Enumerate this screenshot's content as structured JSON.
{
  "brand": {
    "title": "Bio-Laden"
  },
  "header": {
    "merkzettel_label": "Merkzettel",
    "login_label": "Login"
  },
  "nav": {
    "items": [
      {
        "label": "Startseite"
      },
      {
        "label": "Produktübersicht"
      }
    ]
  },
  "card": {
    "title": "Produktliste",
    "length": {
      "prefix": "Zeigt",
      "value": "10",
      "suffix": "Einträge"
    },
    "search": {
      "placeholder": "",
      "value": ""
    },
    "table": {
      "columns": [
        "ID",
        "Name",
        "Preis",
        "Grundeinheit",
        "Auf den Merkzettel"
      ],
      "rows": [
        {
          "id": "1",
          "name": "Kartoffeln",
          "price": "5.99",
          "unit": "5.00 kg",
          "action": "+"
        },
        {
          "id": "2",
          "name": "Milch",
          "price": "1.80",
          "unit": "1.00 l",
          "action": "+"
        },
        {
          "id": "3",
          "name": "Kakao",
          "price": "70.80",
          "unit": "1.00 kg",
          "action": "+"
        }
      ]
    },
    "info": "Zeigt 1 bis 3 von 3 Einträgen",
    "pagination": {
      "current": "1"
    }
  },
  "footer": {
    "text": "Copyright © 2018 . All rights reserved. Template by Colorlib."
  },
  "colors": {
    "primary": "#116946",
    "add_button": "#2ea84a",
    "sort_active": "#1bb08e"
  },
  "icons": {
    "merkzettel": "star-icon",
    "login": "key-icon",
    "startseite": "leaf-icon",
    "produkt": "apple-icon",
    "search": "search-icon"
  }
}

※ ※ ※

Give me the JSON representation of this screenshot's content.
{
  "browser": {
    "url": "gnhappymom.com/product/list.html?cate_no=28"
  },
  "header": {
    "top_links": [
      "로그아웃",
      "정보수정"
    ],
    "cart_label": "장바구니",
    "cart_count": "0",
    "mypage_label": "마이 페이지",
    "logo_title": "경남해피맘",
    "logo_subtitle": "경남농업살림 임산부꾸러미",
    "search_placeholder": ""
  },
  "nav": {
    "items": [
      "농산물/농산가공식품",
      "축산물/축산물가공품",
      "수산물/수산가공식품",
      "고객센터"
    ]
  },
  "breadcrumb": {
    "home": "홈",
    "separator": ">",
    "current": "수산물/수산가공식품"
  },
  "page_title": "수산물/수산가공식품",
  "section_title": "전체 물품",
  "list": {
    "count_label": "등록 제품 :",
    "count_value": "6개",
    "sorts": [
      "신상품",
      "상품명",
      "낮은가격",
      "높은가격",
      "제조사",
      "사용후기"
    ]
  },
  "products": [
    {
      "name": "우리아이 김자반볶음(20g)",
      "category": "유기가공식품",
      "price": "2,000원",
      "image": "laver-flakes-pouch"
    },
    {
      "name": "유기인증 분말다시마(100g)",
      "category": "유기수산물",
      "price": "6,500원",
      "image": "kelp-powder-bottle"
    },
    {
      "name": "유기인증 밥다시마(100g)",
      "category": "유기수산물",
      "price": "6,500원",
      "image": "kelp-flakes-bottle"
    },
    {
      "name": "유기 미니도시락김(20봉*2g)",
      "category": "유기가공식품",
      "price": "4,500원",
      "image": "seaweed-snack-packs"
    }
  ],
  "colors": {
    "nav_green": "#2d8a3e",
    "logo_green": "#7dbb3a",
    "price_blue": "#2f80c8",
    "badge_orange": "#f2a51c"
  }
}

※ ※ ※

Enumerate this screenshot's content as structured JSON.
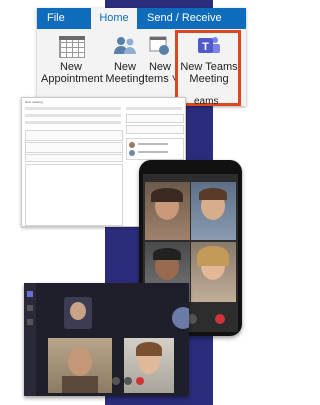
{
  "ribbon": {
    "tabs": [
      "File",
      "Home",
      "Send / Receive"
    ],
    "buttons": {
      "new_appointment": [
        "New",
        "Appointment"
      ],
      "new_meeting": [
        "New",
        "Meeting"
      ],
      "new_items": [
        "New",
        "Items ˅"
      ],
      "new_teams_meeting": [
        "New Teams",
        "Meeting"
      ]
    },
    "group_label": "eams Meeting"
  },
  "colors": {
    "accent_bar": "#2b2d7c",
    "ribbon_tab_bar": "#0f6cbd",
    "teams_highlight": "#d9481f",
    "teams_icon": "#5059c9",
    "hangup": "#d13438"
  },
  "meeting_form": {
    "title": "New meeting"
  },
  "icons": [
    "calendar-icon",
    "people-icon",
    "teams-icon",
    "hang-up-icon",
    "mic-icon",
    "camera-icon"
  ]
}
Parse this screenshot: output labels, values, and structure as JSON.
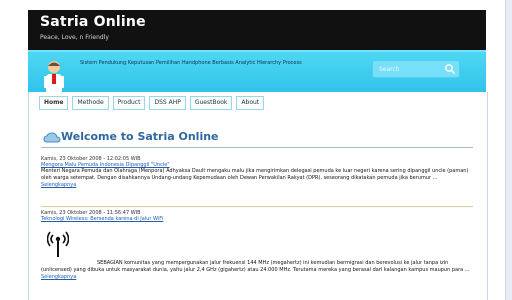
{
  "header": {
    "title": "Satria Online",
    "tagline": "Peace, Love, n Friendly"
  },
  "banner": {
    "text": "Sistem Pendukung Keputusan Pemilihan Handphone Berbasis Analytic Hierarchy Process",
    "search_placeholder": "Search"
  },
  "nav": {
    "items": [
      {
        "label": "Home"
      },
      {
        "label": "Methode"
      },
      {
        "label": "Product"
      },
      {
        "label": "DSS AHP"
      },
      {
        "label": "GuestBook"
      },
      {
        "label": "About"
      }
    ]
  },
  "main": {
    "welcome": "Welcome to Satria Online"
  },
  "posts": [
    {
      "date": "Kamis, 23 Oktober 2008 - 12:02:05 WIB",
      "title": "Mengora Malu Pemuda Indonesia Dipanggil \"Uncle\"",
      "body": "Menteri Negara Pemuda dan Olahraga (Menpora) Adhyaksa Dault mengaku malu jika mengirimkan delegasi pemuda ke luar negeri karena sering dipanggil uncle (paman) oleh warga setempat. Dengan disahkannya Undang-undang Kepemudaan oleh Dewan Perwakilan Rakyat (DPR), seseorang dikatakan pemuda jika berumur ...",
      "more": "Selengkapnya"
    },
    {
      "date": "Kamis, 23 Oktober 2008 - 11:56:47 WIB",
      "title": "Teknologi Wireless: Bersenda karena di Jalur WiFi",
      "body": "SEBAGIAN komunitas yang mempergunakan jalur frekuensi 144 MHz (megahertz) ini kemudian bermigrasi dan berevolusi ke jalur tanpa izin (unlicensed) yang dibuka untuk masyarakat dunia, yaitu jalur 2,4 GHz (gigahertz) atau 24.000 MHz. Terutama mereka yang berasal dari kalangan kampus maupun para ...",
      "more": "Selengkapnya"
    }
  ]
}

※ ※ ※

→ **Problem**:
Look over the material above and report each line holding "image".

→ **Response for this exercise**:
      "image": "laver-flakes-pouch"
      "image": "kelp-powder-bottle"
      "image": "kelp-flakes-bottle"
      "image": "seaweed-snack-packs"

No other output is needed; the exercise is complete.